Scalded child parents sent to hospital 170 miles away
The parents of a scalded toddler said they were shocked hospital staff sent them to a specialist burns unit more than 170 miles (274km) away without offering an ambulance.
Corey Duffield was taken to the Royal Cornwall Hospital in Truro following an accident at home in Newquay.
His parents, who do not drive, said the hospital told them to take him to Frenchay Hospital in Bristol.
The hospital said Corey was not showing "signs of undue pain or distress".
It added that if the 22-month-old boy's parents had "raised any concerns about the difficulty of getting to Bristol we would have organised transport for them".
'Really stressful journey'

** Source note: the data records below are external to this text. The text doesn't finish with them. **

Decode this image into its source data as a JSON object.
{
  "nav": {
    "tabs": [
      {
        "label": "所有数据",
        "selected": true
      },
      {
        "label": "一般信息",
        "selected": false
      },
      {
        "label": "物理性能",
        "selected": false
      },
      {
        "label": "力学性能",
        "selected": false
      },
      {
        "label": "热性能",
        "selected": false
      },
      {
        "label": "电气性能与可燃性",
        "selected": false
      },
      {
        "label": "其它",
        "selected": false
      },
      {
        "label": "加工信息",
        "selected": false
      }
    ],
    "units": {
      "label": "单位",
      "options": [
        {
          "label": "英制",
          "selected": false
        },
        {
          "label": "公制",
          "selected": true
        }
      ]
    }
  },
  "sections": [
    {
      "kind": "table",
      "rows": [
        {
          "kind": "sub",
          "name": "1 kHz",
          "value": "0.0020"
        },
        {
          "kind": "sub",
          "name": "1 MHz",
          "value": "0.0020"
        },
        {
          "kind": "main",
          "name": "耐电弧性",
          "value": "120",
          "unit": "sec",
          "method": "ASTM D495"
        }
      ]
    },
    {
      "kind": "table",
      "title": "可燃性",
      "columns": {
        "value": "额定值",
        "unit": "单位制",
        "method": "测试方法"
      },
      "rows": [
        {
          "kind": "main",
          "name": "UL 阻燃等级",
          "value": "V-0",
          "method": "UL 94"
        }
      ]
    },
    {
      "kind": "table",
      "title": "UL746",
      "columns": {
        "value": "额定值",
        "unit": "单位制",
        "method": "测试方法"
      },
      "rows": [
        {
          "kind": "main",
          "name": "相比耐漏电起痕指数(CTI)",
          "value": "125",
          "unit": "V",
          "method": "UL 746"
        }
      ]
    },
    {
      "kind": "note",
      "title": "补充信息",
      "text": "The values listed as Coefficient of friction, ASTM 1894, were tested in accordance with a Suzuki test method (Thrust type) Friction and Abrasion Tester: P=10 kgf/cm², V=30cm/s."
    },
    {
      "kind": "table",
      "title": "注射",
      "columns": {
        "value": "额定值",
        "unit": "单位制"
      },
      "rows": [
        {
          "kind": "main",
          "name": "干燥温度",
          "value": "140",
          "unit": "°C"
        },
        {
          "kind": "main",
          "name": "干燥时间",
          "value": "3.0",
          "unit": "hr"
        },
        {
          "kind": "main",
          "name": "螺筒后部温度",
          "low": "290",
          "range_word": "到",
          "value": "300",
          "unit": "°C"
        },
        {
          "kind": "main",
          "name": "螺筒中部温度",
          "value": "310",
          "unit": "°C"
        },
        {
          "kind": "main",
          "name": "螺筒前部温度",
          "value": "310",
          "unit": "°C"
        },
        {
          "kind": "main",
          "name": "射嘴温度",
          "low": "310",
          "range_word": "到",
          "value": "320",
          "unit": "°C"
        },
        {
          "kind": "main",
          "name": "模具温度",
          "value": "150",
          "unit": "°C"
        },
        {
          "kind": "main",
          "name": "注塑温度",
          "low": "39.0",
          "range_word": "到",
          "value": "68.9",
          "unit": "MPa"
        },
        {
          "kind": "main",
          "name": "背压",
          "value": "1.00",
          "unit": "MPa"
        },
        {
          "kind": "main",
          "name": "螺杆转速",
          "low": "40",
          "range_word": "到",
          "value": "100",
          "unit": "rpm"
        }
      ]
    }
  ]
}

Corey's mother, Donna Thomas, said: "We got to hospital and they checked him out, called the hospital in Bristol and we were basically told to find our own way.
"We assumed we would have been offered an ambulance."
Corey's grandmother took him to Frenchay Hospital.
Ms Thomas said: "We had to put the seat straps over his shoulder which had been burnt, it was a really stressful journey.
"Anything could have happened on that journey - he could have taken a bad turn."
The family said they reached Frenchay Hospital eight hours after the boiling pan fell on the child.
The Royal Cornwall Hospital said: "We are very sorry that Corey's parents are unhappy about their son's treatment and the arrangement for him to transfer to the burns unit in Bristol.
"Corey's condition was fully assessed by the emergency department doctor.
"In line with the protocols agreed with the team at Frenchay Hospital, it was considered appropriate for him to travel by car."
Dr Amber Young, from North Bristol NHS Trust, said: "The South West Children's Burns Centre based at Frenchay Hospital, is the lead paediatric burn service within the region treating all severities of burn injuries.
"Under protocols agreed, children with significant burns are transferred to Frenchay Hospital for specialist care.
"Decisions on how a patient is transferred to the burns centre - whether by ambulance or by private car - is made by the judgment of the senior emergency team treating the child at the referring hospital."
The accident happened on 17 September and his father, James Duffield, said the boy had made a "spectacular recovery".